Neurogenic claudication is diagnosed from a classical history and complementary spinal imaging. The abnormal signs may be few. It should be distinguished from intermittent claudication (peripheral vascular disease), referred pain from the back or root pain that is aggravated by walking, and psychological distress.
Pathologically, a developmentally small canal is usually affected by multiple levels of segmental degenerative change, with venous pooling in the cauda equina between two levels of low pressure stenosis. There is probably then a failure of arterial vasodilatation of the congested roots in response to exercise, with symptoms in the legs when walking.

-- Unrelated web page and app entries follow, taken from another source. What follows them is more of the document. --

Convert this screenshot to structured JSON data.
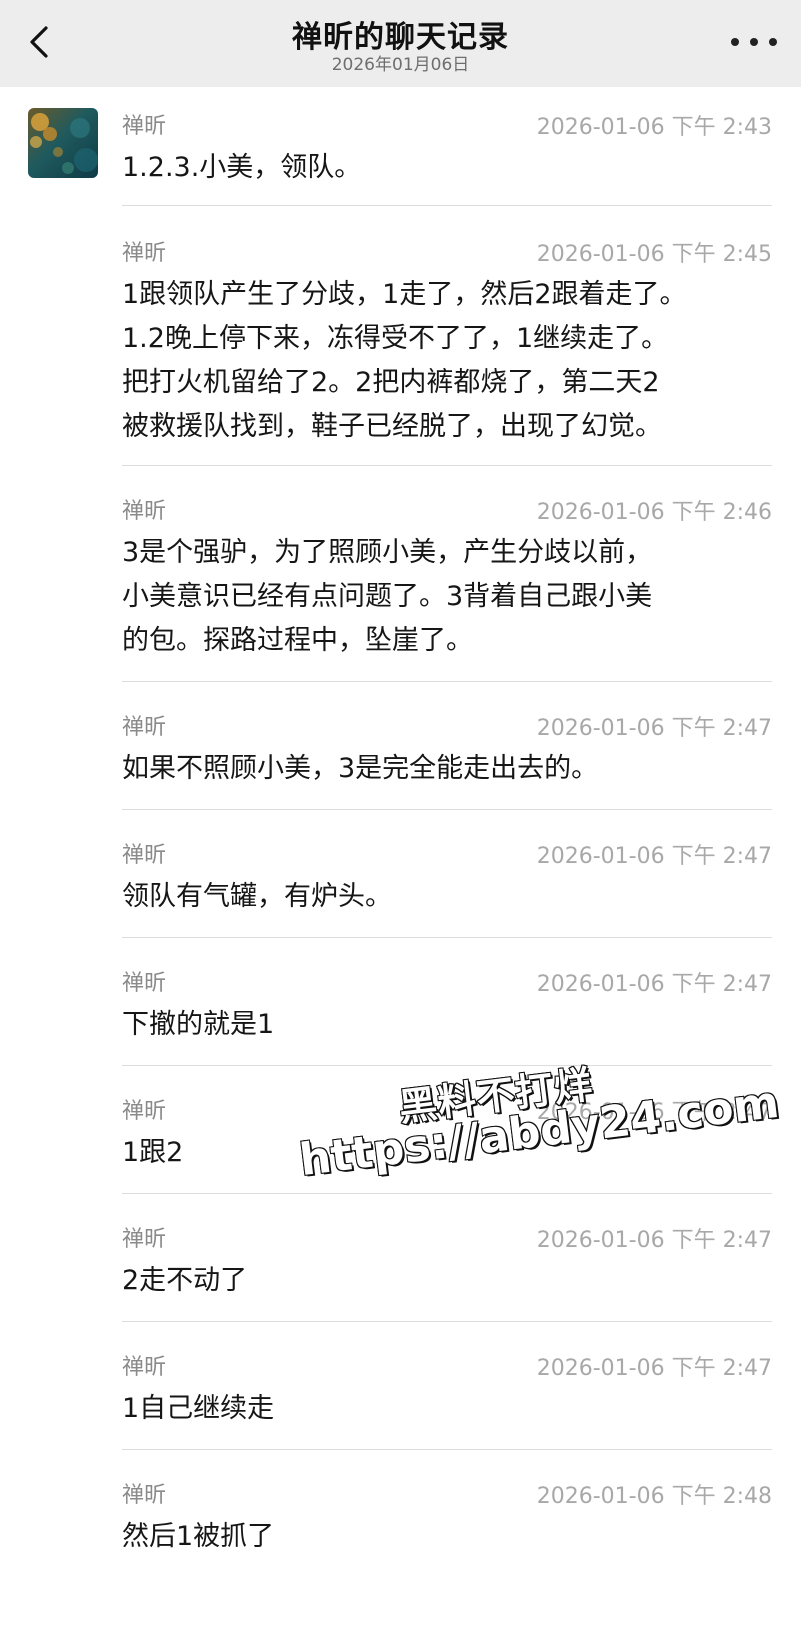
{
  "header": {
    "title": "禅昕的聊天记录",
    "subtitle": "2026年01月06日",
    "back_icon": "chevron-left-icon",
    "more_icon": "ellipsis-icon"
  },
  "messages": [
    {
      "sender": "禅昕",
      "time": "2026-01-06 下午 2:43",
      "text": "1.2.3.小美，领队。"
    },
    {
      "sender": "禅昕",
      "time": "2026-01-06 下午 2:45",
      "text": "1跟领队产生了分歧，1走了，然后2跟着走了。\n1.2晚上停下来，冻得受不了了，1继续走了。\n把打火机留给了2。2把内裤都烧了，第二天2\n被救援队找到，鞋子已经脱了，出现了幻觉。"
    },
    {
      "sender": "禅昕",
      "time": "2026-01-06 下午 2:46",
      "text": "3是个强驴，为了照顾小美，产生分歧以前，\n小美意识已经有点问题了。3背着自己跟小美\n的包。探路过程中，坠崖了。"
    },
    {
      "sender": "禅昕",
      "time": "2026-01-06 下午 2:47",
      "text": "如果不照顾小美，3是完全能走出去的。"
    },
    {
      "sender": "禅昕",
      "time": "2026-01-06 下午 2:47",
      "text": "领队有气罐，有炉头。"
    },
    {
      "sender": "禅昕",
      "time": "2026-01-06 下午 2:47",
      "text": "下撤的就是1"
    },
    {
      "sender": "禅昕",
      "time": "2026-01-06 下午 2:47",
      "text": "1跟2"
    },
    {
      "sender": "禅昕",
      "time": "2026-01-06 下午 2:47",
      "text": "2走不动了"
    },
    {
      "sender": "禅昕",
      "time": "2026-01-06 下午 2:47",
      "text": "1自己继续走"
    },
    {
      "sender": "禅昕",
      "time": "2026-01-06 下午 2:48",
      "text": "然后1被抓了"
    }
  ],
  "watermark": {
    "line1": "黑料不打烊",
    "line2": "https://abdy24.com"
  }
}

Once established, symptoms tend neither to improve nor deteriorate. Conservative management is reasonable. Otherwise decompression at the most significant stenotic level is probably adequate to obtain a good surgical result.
From the Royal College of Surgeons, Edinburgh, Scotland.
Acknowledgment date: August 25, 1994.
First revision date: August 20, 1995.
Second revision date: January 2, 1996.
Acceptance date: May 15, 1996.
Device status category: 1.
Address reprint requests to: Richard W. Porter, MD; Director of Education and Training; Royal College of Surgeons; Nicolson Street; Edinburgh, EH8 90W; Scotland